# Exercise objective:
Output the data below exactly.

==== Records for processing ====

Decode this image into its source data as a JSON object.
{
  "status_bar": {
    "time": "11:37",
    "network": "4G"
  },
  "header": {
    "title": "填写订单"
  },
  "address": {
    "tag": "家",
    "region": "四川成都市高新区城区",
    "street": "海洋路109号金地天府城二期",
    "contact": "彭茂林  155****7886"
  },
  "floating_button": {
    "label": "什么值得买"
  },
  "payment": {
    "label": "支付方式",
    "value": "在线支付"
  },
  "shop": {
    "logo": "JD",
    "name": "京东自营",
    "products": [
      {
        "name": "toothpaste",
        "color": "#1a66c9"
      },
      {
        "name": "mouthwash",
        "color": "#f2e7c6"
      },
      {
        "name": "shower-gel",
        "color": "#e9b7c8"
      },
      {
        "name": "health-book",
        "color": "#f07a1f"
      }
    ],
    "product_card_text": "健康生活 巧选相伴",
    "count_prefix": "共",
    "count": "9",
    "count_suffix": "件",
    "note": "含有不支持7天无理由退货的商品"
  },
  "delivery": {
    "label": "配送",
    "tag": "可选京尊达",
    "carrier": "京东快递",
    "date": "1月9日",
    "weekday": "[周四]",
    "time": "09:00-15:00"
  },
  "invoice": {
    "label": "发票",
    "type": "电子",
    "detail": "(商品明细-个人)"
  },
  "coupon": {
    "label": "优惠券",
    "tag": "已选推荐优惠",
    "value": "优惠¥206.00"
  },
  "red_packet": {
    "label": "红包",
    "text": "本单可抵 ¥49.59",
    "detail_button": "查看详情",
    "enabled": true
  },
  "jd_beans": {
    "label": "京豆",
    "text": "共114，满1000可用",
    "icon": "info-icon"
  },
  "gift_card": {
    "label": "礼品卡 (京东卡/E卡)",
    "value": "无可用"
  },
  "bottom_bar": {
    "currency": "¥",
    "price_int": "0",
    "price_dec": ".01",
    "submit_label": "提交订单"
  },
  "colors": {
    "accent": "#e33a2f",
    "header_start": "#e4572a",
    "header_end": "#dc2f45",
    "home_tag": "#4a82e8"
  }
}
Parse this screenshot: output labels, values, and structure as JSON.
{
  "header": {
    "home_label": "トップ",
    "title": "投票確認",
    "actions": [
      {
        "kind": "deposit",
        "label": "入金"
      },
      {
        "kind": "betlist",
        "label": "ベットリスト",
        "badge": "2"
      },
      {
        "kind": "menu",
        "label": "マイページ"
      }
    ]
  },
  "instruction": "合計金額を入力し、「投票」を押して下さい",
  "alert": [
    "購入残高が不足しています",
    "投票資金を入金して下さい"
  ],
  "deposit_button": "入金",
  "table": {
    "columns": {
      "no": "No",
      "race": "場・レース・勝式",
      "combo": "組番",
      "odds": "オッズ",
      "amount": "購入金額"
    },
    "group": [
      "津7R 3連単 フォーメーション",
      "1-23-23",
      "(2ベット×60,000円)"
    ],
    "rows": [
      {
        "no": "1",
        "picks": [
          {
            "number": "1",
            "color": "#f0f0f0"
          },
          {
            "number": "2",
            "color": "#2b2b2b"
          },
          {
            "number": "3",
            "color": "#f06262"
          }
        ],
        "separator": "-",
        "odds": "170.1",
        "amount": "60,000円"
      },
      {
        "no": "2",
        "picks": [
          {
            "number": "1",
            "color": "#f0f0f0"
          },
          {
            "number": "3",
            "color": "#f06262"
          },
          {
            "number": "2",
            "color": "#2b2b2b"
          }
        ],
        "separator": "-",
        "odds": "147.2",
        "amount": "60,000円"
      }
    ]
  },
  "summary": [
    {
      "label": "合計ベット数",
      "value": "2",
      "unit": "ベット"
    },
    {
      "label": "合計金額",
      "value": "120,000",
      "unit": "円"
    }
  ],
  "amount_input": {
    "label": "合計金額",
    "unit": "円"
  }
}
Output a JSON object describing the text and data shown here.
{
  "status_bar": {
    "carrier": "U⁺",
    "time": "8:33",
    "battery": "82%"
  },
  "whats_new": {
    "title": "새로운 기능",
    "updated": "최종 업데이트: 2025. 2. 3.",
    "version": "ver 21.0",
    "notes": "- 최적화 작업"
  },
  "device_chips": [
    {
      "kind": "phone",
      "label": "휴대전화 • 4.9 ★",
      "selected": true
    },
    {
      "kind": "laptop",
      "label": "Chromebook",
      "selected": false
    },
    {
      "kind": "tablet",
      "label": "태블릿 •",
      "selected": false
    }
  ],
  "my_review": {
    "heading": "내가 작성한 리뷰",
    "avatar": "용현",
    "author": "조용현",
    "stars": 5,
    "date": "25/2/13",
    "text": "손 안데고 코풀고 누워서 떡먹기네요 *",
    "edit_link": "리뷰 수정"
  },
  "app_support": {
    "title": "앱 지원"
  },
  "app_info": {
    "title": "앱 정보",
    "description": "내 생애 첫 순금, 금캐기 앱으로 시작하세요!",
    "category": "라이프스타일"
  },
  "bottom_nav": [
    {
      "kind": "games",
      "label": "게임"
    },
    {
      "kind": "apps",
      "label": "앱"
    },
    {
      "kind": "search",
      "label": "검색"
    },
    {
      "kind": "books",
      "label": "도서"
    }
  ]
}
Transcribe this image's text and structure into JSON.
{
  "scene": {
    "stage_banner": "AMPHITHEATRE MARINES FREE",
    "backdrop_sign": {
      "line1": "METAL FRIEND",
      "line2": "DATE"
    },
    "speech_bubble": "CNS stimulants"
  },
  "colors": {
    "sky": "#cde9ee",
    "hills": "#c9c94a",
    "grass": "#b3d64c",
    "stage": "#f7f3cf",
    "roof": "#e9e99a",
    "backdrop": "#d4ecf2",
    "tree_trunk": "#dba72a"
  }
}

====

# Task response:
Decode this image into its source data as a JSON object.
{
  "status_bar": {
    "time": "11:37",
    "network": "4G"
  },
  "header": {
    "title": "填写订单"
  },
  "address": {
    "tag": "家",
    "region": "四川成都市高新区城区",
    "street": "海洋路109号金地天府城二期",
    "contact": "彭茂林  155****7886"
  },
  "floating_button": {
    "label": "什么值得买"
  },
  "payment": {
    "label": "支付方式",
    "value": "在线支付"
  },
  "shop": {
    "logo": "JD",
    "name": "京东自营",
    "products": [
      {
        "name": "toothpaste",
        "color": "#1a66c9"
      },
      {
        "name": "mouthwash",
        "color": "#f2e7c6"
      },
      {
        "name": "shower-gel",
        "color": "#e9b7c8"
      },
      {
        "name": "health-book",
        "color": "#f07a1f"
      }
    ],
    "product_card_text": "健康生活 巧选相伴",
    "count_prefix": "共",
    "count": "9",
    "count_suffix": "件",
    "note": "含有不支持7天无理由退货的商品"
  },
  "delivery": {
    "label": "配送",
    "tag": "可选京尊达",
    "carrier": "京东快递",
    "date": "1月9日",
    "weekday": "[周四]",
    "time": "09:00-15:00"
  },
  "invoice": {
    "label": "发票",
    "type": "电子",
    "detail": "(商品明细-个人)"
  },
  "coupon": {
    "label": "优惠券",
    "tag": "已选推荐优惠",
    "value": "优惠¥206.00"
  },
  "red_packet": {
    "label": "红包",
    "text": "本单可抵 ¥49.59",
    "detail_button": "查看详情",
    "enabled": true
  },
  "jd_beans": {
    "label": "京豆",
    "text": "共114，满1000可用",
    "icon": "info-icon"
  },
  "gift_card": {
    "label": "礼品卡 (京东卡/E卡)",
    "value": "无可用"
  },
  "bottom_bar": {
    "currency": "¥",
    "price_int": "0",
    "price_dec": ".01",
    "submit_label": "提交订单"
  },
  "colors": {
    "accent": "#e33a2f",
    "header_start": "#e4572a",
    "header_end": "#dc2f45",
    "home_tag": "#4a82e8"
  }
}
Parse this screenshot: output labels, values, and structure as JSON.
{
  "header": {
    "home_label": "トップ",
    "title": "投票確認",
    "actions": [
      {
        "kind": "deposit",
        "label": "入金"
      },
      {
        "kind": "betlist",
        "label": "ベットリスト",
        "badge": "2"
      },
      {
        "kind": "menu",
        "label": "マイページ"
      }
    ]
  },
  "instruction": "合計金額を入力し、「投票」を押して下さい",
  "alert": [
    "購入残高が不足しています",
    "投票資金を入金して下さい"
  ],
  "deposit_button": "入金",
  "table": {
    "columns": {
      "no": "No",
      "race": "場・レース・勝式",
      "combo": "組番",
      "odds": "オッズ",
      "amount": "購入金額"
    },
    "group": [
      "津7R 3連単 フォーメーション",
      "1-23-23",
      "(2ベット×60,000円)"
    ],
    "rows": [
      {
        "no": "1",
        "picks": [
          {
            "number": "1",
            "color": "#f0f0f0"
          },
          {
            "number": "2",
            "color": "#2b2b2b"
          },
          {
            "number": "3",
            "color": "#f06262"
          }
        ],
        "separator": "-",
        "odds": "170.1",
        "amount": "60,000円"
      },
      {
        "no": "2",
        "picks": [
          {
            "number": "1",
            "color": "#f0f0f0"
          },
          {
            "number": "3",
            "color": "#f06262"
          },
          {
            "number": "2",
            "color": "#2b2b2b"
          }
        ],
        "separator": "-",
        "odds": "147.2",
        "amount": "60,000円"
      }
    ]
  },
  "summary": [
    {
      "label": "合計ベット数",
      "value": "2",
      "unit": "ベット"
    },
    {
      "label": "合計金額",
      "value": "120,000",
      "unit": "円"
    }
  ],
  "amount_input": {
    "label": "合計金額",
    "unit": "円"
  }
}
Output a JSON object describing the text and data shown here.
{
  "status_bar": {
    "carrier": "U⁺",
    "time": "8:33",
    "battery": "82%"
  },
  "whats_new": {
    "title": "새로운 기능",
    "updated": "최종 업데이트: 2025. 2. 3.",
    "version": "ver 21.0",
    "notes": "- 최적화 작업"
  },
  "device_chips": [
    {
      "kind": "phone",
      "label": "휴대전화 • 4.9 ★",
      "selected": true
    },
    {
      "kind": "laptop",
      "label": "Chromebook",
      "selected": false
    },
    {
      "kind": "tablet",
      "label": "태블릿 •",
      "selected": false
    }
  ],
  "my_review": {
    "heading": "내가 작성한 리뷰",
    "avatar": "용현",
    "author": "조용현",
    "stars": 5,
    "date": "25/2/13",
    "text": "손 안데고 코풀고 누워서 떡먹기네요 *",
    "edit_link": "리뷰 수정"
  },
  "app_support": {
    "title": "앱 지원"
  },
  "app_info": {
    "title": "앱 정보",
    "description": "내 생애 첫 순금, 금캐기 앱으로 시작하세요!",
    "category": "라이프스타일"
  },
  "bottom_nav": [
    {
      "kind": "games",
      "label": "게임"
    },
    {
      "kind": "apps",
      "label": "앱"
    },
    {
      "kind": "search",
      "label": "검색"
    },
    {
      "kind": "books",
      "label": "도서"
    }
  ]
}
Transcribe this image's text and structure into JSON.
{
  "scene": {
    "stage_banner": "AMPHITHEATRE MARINES FREE",
    "backdrop_sign": {
      "line1": "METAL FRIEND",
      "line2": "DATE"
    },
    "speech_bubble": "CNS stimulants"
  },
  "colors": {
    "sky": "#cde9ee",
    "hills": "#c9c94a",
    "grass": "#b3d64c",
    "stage": "#f7f3cf",
    "roof": "#e9e99a",
    "backdrop": "#d4ecf2",
    "tree_trunk": "#dba72a"
  }
}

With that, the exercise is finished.